The selecting committee, formed by school dean Roger Schluntz, UNM faculty, city council members, NMA representatives, New Mexico artists and AIA architects Antoine Predock, Graham Hogan and Jon Anderson asked Federico Muelas to create a piece for the building based on his most recent body of work, that focuses on complex natural systems.
For this project Federico Muelas designed an Art piece titled “Blue Flower/ Flor Azul” that displays the image of drops of blue ink expanding in clear water on a 900 sq. foot custom made LCD screen.
A team of 30 people, including electronic and structural engineers, programmers, electricians, fabricators and volunteers worked for four years under the direction of Mr. Muelas to design, implement, fabricate and install the piece that enlivens, since September 2012, the west side facade of the building.
For this piece Federico Muelas studio fully implemented a brand new technology for large format displays based on Electro-responsive LCD film.
The 30 by 30 feet display is powered with a maximum of 9 amps, approximately the energy consumed by two and a half computers, what positions “Blue Flower” screen among the most energy efficient large format displays in the world and it is 34 times more efficient than any LED Screen in the market and at a fraction of the production cost. As requested by the commission the display obtained its UL label in 2012.
During the day the screen renders a low-resolution image of the ink via the 3,740 pixels distributed in a 70 by 70 grid that forms the circular screen. Each pixel is 5” diameter in size, being the largest single pixel ever used in a large format LCD display.
When each pixel is inactive it appears white, when turned ON, the pixel becomes a perfect reflective surface that projects whatever is in front. For example the Sky, the landscape, or the George Pearl Hall building itself. Therefore the aspect of the rendered image on the screen varies with the location of the viewer as well as with the appearance of the surroundings.
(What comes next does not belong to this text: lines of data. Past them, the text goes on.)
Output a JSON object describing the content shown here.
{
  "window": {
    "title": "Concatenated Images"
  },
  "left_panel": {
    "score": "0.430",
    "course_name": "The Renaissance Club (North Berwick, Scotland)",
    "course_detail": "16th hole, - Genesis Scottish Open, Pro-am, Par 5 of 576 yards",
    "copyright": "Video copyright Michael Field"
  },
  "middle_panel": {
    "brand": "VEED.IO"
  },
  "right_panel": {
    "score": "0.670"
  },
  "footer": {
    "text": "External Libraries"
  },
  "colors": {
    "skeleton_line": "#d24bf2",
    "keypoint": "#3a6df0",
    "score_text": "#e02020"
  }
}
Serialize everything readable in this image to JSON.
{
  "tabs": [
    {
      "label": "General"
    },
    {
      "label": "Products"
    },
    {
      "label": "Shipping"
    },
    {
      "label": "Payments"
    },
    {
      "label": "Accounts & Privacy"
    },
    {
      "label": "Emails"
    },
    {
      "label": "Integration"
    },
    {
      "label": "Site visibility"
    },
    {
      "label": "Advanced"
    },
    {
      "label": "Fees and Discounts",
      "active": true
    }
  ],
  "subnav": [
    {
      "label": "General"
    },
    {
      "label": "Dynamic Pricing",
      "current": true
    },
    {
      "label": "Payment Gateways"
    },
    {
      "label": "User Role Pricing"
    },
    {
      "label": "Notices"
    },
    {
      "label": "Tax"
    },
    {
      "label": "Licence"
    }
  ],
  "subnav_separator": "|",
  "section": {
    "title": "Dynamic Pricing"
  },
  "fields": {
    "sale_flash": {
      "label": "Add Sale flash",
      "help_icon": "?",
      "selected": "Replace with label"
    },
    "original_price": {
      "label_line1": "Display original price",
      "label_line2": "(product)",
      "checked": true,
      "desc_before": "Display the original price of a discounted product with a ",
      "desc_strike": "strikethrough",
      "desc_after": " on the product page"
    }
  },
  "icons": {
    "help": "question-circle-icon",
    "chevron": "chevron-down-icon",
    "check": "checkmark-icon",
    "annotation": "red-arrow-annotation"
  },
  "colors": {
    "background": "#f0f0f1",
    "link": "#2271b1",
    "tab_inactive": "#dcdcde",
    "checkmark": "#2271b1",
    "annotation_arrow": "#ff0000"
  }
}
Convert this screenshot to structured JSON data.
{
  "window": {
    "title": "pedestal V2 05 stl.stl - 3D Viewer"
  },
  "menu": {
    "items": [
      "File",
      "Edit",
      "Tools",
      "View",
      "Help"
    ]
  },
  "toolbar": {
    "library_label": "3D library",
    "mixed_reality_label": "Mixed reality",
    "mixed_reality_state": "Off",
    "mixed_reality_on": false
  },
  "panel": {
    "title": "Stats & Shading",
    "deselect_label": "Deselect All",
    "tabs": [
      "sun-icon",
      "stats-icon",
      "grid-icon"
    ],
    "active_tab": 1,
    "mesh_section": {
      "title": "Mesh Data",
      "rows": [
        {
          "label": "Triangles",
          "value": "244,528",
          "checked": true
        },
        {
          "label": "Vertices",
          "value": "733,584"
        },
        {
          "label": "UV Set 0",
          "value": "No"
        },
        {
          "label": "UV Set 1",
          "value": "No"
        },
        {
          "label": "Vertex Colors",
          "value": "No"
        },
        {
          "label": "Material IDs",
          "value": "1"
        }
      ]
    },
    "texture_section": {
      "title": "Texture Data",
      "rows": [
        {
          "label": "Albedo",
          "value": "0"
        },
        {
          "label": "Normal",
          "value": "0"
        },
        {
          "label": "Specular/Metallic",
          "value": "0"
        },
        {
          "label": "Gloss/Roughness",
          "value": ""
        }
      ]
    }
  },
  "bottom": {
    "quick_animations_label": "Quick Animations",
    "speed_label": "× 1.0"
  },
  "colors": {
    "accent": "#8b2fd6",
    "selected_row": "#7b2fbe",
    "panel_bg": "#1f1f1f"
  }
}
At dusk the LCD screen turns OFF becoming a blank projecting surface in which two 12,000 lumens Sanyo projectors, located on the outdoor amphitheater, broadcast the image of the ink in high definition.
“Blue Flower” also incorporates a sound element as the moving image of the ink is translated into sound in real time and locally broadcast on the site.
To accomplish the sound translation of the moving image of the ink an embedded computer lays out a matrix of sensitive nodes over the source image before it is sent to the LCD display or to the projectors.
Each node gets assigned a unique note that creates a sound when the image of the ink passes over its location.
Blue Flower/Flor Azul” attempts to create an “Imagination screen” for the University community and the visitor and to build a physical and virtual common place to share ideas and nurture dreams. It also tries to recreate the unadulterated pleasure of learning by merely experimenting with the mysterious processes of nature consequently promoting awareness, understanding and stewardship in relation to the natural world.
“I want to create in the observer an alternating range of rational reflections and spontaneous emotions including the feeling of comprehending the indecipherable and making the invisible visible”